We learnt a lot about Eurovision this week. We learnt the slogan and logo. On Tuesday we learnt what the stage would look like. We learnt that even Vitali Klitschko thinks the massive set of ceremonial Eurovision keys is too heavy. We learnt how to pronounce Tako Gachechiladze and that even fellow Eastern Europeans take great joy in being able to say it. We learnt that among certain Eastern Europeans, the mention of the name “Russia” has a delicious ability to bring an extended awkward silence to even the brightest of host broadcaster chit chat. We learnt that Ruslana has quite a laid back fashion sense when it comes to formal bureaucratic events. Most importantly, though, we learnt who is going to be in which semi final at this year’s Eurovision.
I love my semi final draws. It means I get to break out my massive, incredibly convoluted and multi-tabbed spreadsheet that deciphers the results and tells me who has been given an advantage by the way the little slips of paper fell. Like the keys in the formal mayoral handover, every year I find an extra nuance that I can add to my formulas, creating a progressively larger and more complicated piece of work.
This year I’ve had the headache of adapting my spreadsheets to cope with the new scoring system (the source data is not in a handy format any more!). It does make 2016’s data more useful as there are a wider range of scores that the combined televotes and juries can give out, to more different countries. I get a more detailed picture from now on. In terms of the numbers, though, the only effect is that the final figure is multiplied by two.
As in past years, I’ve collated the results from Eurovisions going back to 2008 and for each year I’ve compared how many points each country received from those voting in this year’s semi 1 with those voting in semi 2. I then average the differences between the yearly scores and multiply them by the expected number of points in their semi (i.e. total number of points available divided by number of countries). This gives me an estimate of how many extra points the draw could be worth.
My study looks into how many points each country would normally get from their semi-mates compared to the countries on the other side of the draw. It doesn’t take any account of how successful a country normally is or what sort of competition they may have from those they’ve been grouped with.
I’ve rattled on long enough now, like a local mayor with a speech to give. So here’s a graph.

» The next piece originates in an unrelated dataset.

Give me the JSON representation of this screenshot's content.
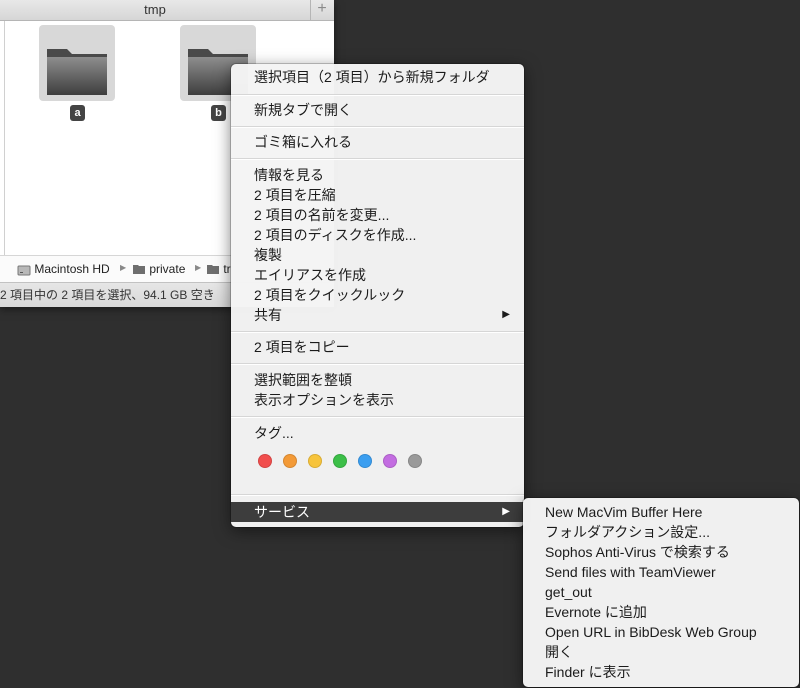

Part of the idea of doing this work is to look beyond the over-simplistic “Oh Greece and Cyprus are together, so they have a great draw” logic. So having done all the hard work, I can now tell you that Greece and Cyprus together have the best draw in semi 1. It doesn’t always happen that way, I promise. Among others, they have the extra bonus of the UK voting in their semi. Portugal have also done quite well out of the draw. They have the likes of Spain, Sweden, Belgium and Slovenia at hand, who are all frequent point-givers.

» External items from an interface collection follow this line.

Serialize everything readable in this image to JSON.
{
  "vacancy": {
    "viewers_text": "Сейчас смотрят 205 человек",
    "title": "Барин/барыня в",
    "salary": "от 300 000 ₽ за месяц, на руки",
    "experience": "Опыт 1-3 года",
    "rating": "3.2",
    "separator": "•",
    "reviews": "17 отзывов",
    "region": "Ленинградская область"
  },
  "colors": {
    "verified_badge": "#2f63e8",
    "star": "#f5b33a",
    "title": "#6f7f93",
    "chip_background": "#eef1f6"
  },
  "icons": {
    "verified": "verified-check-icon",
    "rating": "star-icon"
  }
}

At the other end of the graph, Sweden have come out worst. Their Scandinavian friends are over in the other semi. They do at least have Finland as a Nordic to keep them company as the most wronged by the draw. Norma John is also in the first half of semi 1, so may have her work cut out to qualify. I suspect Sweden may be fine though.
Georgia have also had a bad draw, and are in negative territory with their pot-mates Azerbaijan and Armenia. Ukraine being the host and therefore not separated into a pot, has harmed them somewhat. UK vote in this semi, so Georgia must regret not sending another indie rock anthem to Kyiv. We may not get Richard Osman appearing at their next national final.
At one end of semi 2, Denmark and Norway pick up all the votes that Sweden have missed out on, or some of them. There aren’t many big winners in this semi. There are a lot of countries getting small advantages. The big story in this semi is at the other end.
Romania is this year’s biggest loser. Their most reliable points-givers – not just Moldova, but Slovenia, Cyprus and Poland as well – are all in semi 1. This could be a test of their perfect qualification record. Welcome back.
Challenging Romania for most disadvantaged from this draw is poor little San Marino. The results from my study are quite remarkable. Every single country that voted for Complice, The Social Network Song, Chain of Lights or Maybe (in the final) is in the other semi. There’s only one Sanmarinese artist that got more votes from semi 2 countries than semi 1. There’s nothing for it; San Marino are going to have to turn to daddy Serhat.